The Vikings’ lineup is balanced, and as Skowhegan coach Lee Johnson attested to after losing to Oxford Hills in the North final, they are deep. When the Vikings do get on, they like to run the bases and put pressure on the opposing defense. Much of the lineup has home-run power as well.
Oxford Hills will need to score runs, like it did in the regional final, in order to keep pace with a Scarborough offense that lit up much of the competition in the South this season.
Two new finalists will meet in the Class B state title game, and they took different paths to get there.
North champion Brewer dropped down from Class A — where the Witches last played in and won the state title in 2008 — and took down all opponents on its way to a 19-0 record entering the final. Junior pitcher Libby Hewes did it all for the Witches, both pitching and hitting.
Scoring runs hasn’t been a problem for the Witches as a team. They haven’t been held to less than three runs, and they’ve scored at least six in every game since the calendar turned to May.
South champ Greely, on the other hand, advanced to its first state title game since 2013 on the back of a pair of 1-0 victories. The Rangers, who are in search of their first state title since 2002, came out of the South as the No. 6 seed.
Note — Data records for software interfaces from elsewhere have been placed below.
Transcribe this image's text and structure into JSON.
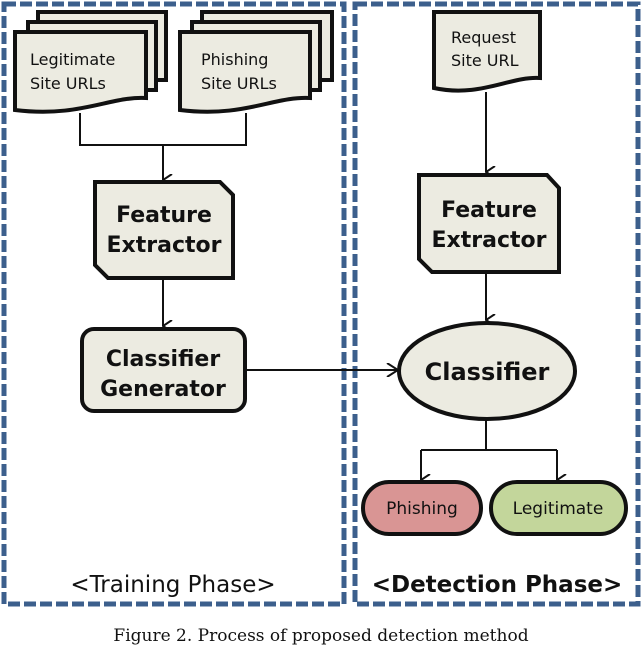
{
  "training_phase": {
    "title": "<Training Phase>",
    "legitimate_urls": {
      "line1": "Legitimate",
      "line2": "Site URLs"
    },
    "phishing_urls": {
      "line1": "Phishing",
      "line2": "Site URLs"
    },
    "feature_extractor": {
      "line1": "Feature",
      "line2": "Extractor"
    },
    "classifier_generator": {
      "line1": "Classifier",
      "line2": "Generator"
    }
  },
  "detection_phase": {
    "title": "<Detection Phase>",
    "request_url": {
      "line1": "Request",
      "line2": "Site URL"
    },
    "feature_extractor": {
      "line1": "Feature",
      "line2": "Extractor"
    },
    "classifier": "Classifier",
    "outcomes": {
      "phishing": "Phishing",
      "legitimate": "Legitimate"
    }
  },
  "colors": {
    "frame": "#3c5f8c",
    "box_fill": "#ecebe1",
    "phishing_fill": "#d99594",
    "legitimate_fill": "#c3d69b"
  },
  "caption": "Figure 2.  Process of proposed detection method"
}
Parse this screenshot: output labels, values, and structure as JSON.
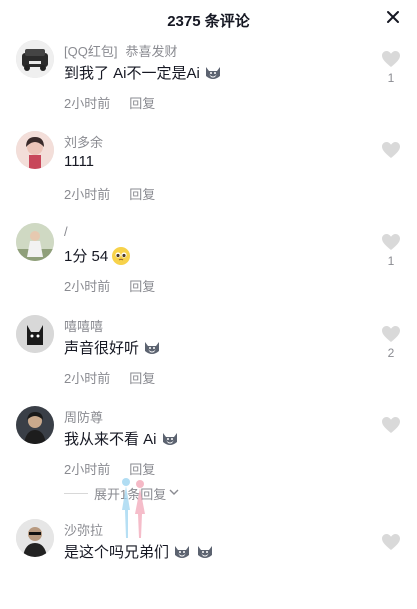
{
  "header": {
    "title": "2375 条评论"
  },
  "comments": [
    {
      "tag": "[QQ红包]",
      "tag2": "恭喜发财",
      "name": "",
      "text": "到我了 Ai不一定是Ai",
      "time": "2小时前",
      "reply": "回复",
      "likes": "1"
    },
    {
      "name": "刘多余",
      "text": "1111",
      "time": "2小时前",
      "reply": "回复",
      "likes": ""
    },
    {
      "name": "/",
      "text": "1分 54",
      "time": "2小时前",
      "reply": "回复",
      "likes": "1"
    },
    {
      "name": "嘻嘻嘻",
      "text": "声音很好听",
      "time": "2小时前",
      "reply": "回复",
      "likes": "2"
    },
    {
      "name": "周防尊",
      "text": "我从来不看 Ai",
      "time": "2小时前",
      "reply": "回复",
      "likes": ""
    },
    {
      "name": "沙弥拉",
      "text": "是这个吗兄弟们",
      "time": "",
      "reply": "",
      "likes": ""
    }
  ],
  "expand": {
    "label": "展开1条回复"
  },
  "colors": {
    "text": "#161823",
    "secondary": "#8a8b91",
    "like_icon": "#d9d9d9"
  }
}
They are led by senior pitcher Kelsey Currier, who has been lights-out the past two games. Currier admitted after a semifinal win over Gray-New Gloucester that they feels like an underdog. And with Currier and catcher Maddie Rawsnley as the only seniors, the Rangers weren’t expected to get to Saturday’s final.
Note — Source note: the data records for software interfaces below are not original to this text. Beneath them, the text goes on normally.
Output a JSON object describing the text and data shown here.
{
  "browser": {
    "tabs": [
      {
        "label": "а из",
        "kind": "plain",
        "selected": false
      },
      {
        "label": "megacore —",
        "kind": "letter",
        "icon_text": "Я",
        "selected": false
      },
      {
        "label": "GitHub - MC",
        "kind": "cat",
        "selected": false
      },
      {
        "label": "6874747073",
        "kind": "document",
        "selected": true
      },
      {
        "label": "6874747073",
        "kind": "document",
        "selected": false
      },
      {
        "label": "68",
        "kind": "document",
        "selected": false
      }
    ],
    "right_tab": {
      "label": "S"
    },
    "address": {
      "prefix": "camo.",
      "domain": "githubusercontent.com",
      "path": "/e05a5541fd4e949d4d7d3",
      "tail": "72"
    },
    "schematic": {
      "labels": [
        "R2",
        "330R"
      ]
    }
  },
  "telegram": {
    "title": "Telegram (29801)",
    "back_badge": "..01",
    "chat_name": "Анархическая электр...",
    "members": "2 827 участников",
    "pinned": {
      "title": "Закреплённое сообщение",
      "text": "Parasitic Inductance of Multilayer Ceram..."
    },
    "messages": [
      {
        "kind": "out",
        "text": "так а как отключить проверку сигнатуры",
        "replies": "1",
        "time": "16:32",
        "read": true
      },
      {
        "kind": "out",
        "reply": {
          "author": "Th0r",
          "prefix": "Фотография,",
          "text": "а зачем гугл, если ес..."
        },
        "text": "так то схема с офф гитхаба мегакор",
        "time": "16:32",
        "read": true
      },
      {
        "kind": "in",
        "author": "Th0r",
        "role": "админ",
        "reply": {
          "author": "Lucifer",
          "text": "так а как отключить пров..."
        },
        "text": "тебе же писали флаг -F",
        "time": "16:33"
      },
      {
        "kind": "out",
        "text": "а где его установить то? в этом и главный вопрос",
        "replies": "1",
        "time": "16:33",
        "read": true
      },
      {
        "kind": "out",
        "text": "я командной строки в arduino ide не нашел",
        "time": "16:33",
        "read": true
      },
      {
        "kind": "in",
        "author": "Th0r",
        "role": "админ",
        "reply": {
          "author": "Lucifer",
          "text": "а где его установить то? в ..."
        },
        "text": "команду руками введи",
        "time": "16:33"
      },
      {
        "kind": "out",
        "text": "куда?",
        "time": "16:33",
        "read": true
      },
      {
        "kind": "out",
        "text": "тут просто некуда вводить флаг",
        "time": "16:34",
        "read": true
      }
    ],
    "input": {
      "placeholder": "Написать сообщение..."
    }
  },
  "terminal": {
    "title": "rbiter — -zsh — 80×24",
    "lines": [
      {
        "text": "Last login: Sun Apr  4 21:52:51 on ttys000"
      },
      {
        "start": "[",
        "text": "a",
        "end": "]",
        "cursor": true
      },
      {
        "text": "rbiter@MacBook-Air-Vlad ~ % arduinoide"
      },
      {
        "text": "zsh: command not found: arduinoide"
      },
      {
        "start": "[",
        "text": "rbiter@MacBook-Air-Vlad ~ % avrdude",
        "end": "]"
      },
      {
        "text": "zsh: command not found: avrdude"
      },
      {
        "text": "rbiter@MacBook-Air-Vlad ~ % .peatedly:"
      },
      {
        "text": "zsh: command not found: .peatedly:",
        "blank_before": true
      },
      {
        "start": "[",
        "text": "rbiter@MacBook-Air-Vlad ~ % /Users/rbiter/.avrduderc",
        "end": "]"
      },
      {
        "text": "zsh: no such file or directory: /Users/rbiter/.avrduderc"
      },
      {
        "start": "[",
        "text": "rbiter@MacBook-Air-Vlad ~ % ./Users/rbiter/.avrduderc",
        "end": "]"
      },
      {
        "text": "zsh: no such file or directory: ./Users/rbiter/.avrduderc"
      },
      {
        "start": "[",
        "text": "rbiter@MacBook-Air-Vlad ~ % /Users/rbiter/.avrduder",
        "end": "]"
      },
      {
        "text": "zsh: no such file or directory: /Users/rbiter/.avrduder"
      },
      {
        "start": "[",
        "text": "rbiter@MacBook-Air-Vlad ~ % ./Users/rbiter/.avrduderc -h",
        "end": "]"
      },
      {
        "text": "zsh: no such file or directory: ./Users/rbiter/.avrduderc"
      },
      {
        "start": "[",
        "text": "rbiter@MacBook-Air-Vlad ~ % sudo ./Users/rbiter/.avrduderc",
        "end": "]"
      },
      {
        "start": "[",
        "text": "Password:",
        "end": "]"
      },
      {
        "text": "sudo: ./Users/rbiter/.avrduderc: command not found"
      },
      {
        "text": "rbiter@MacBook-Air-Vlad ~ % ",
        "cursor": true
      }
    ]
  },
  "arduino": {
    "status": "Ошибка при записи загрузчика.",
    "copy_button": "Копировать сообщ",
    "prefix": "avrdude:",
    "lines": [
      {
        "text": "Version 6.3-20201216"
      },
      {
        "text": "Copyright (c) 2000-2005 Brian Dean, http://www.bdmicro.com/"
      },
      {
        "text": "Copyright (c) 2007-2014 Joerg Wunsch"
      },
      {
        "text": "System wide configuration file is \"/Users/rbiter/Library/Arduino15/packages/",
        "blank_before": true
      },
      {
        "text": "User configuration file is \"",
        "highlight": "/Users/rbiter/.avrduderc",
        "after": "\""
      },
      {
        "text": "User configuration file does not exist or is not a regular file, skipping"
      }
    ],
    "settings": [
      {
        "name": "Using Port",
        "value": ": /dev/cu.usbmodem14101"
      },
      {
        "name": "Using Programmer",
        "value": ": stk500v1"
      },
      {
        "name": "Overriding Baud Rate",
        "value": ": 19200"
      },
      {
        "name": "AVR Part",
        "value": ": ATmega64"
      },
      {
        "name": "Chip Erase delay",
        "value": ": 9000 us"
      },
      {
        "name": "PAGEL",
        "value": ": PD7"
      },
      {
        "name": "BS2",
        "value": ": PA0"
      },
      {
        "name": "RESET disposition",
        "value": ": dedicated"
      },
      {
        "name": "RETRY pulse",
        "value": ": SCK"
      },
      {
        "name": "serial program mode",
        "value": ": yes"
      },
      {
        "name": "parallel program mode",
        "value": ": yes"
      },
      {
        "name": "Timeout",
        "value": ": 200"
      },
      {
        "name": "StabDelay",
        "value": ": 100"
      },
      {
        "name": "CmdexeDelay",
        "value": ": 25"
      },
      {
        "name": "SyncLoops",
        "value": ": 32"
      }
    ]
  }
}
It certainly didn’t look that way during a five-game losing streak during the middle of the season. Head coach Rob Hale said early in the season he would have been disappointed if his team didn’t make it to the regional final, but by the time a fifth straight loss came around that felt like a dwindling hope.
But now the Rangers are in the state final, where they will be underdogs against a mighty Brewer team that will be playing on its home field.
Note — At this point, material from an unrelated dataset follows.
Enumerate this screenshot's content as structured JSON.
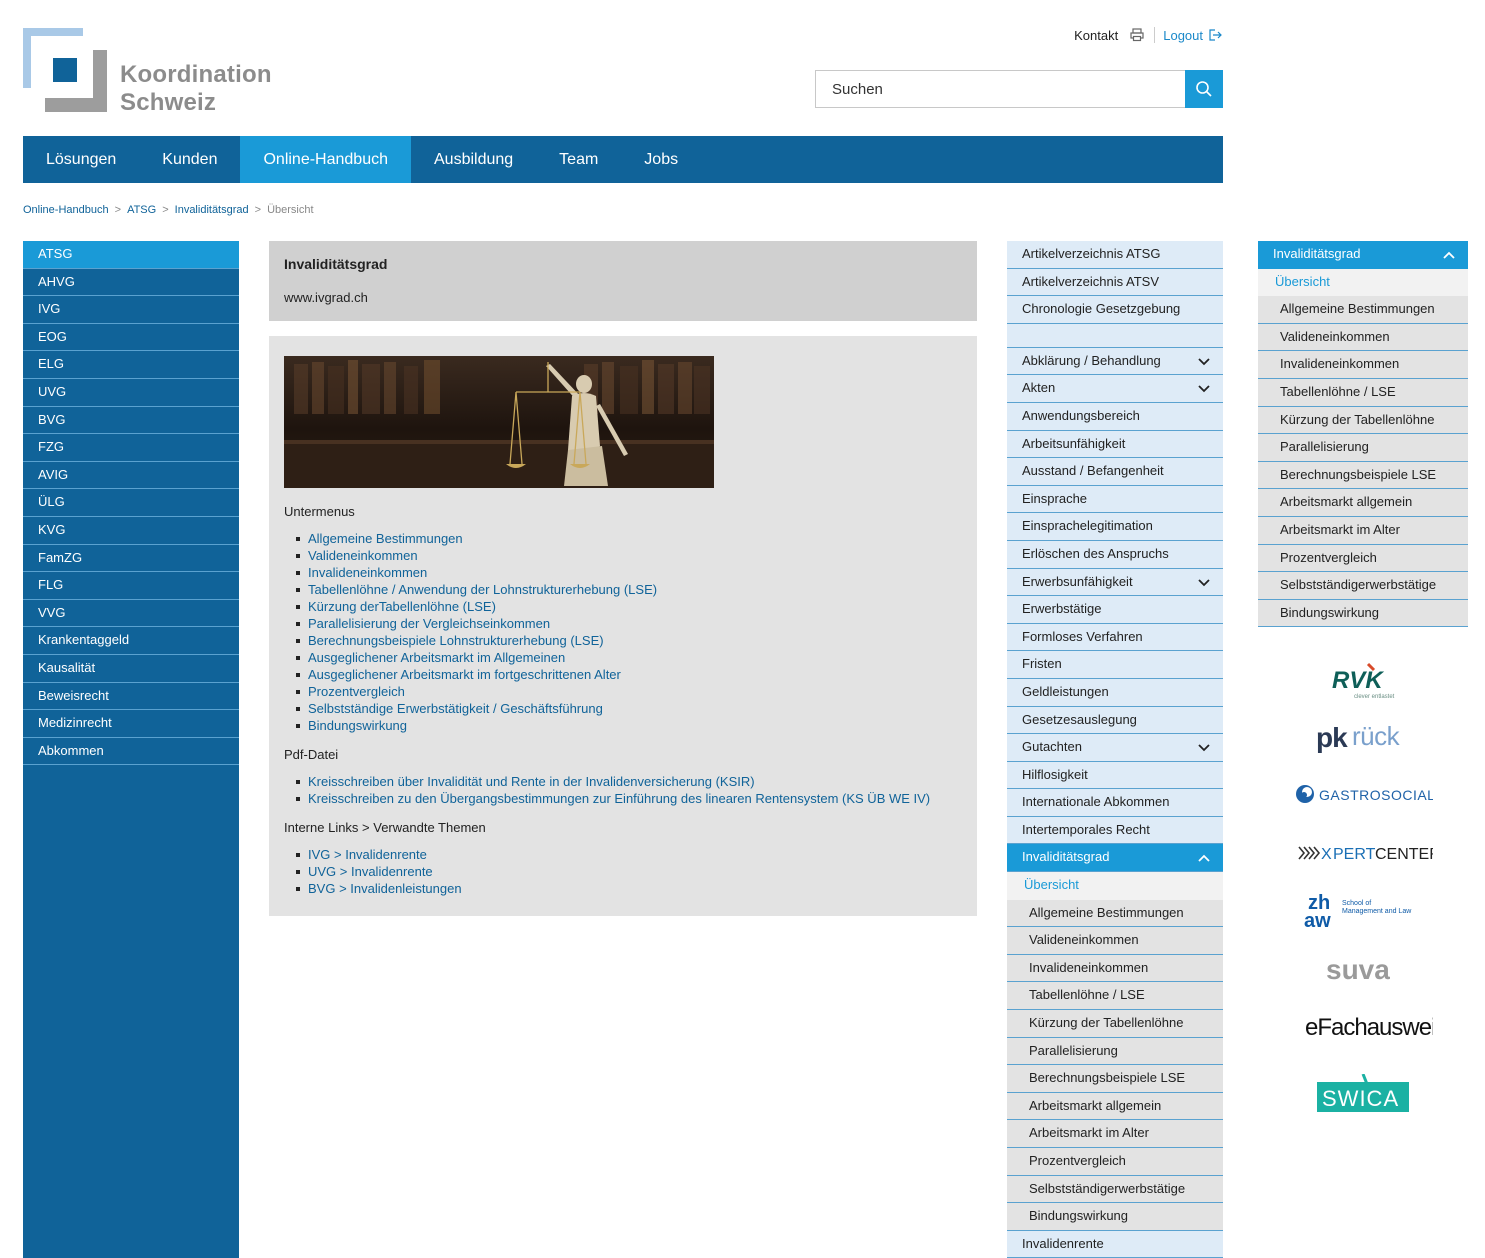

Madison has made it back to the state final for the third year in a row. However, a state championship rubber match against Bucksport was denied when North champion Narraguagus ousted the Bucks in the regional final.
While Madison is just two years removed from its last state championship, the Knights haven’t hoisted the trophy since 2002.
The Bulldogs have much of last year’s roster back, and sophomore pitcher Lauria LeBlanc has slid right into the circle and been a more-than-solid contributor. Her strikeout totals and her team’s offensive output often have an internal competition to see which total will be the highest.
LeBlanc might also be in a strikeout battle with Narraguagus’ Lanie Perry in Saturday’s final. Perry, a junior, has averaged more than 10 strikeouts per game this season.
Penobscot Valley needed 10 innings to get back to the state final, which the Howlers hope to win again. It would be their third title since 2012, in their fourth trip.
South champion Greenville, meanwhile, has never won a softball state title, and before Wednesday had never even earned a trip to the state final.
Both teams certainly earned the trip this season. The Howlers have yet to lose, going 19-0. The Lakers lost just once, to Class C North champion Narraguagus.
Strikeouts should be aplenty in the final. Penobscot Valley pitcher Leine McKechnie struck out 21 batters in the 10-inning regional final win, and she also had a three-run homer in the final frame. Greenville starter Halle Pelletier struck out eight batters in the South final, including four in a row late in the game. Head coach Mike Cabral said Pelletier gets stronger as games go on, and it usually coincides with the Lakers’ offense heating up.
Those Greenville bats will need to come alive against McKechnie in order to keep the Howlers from winning their 40th straight game.
Both pitchers have family on the team, making Saturday’s state final a chance for one pitcher’s win to be that much more special.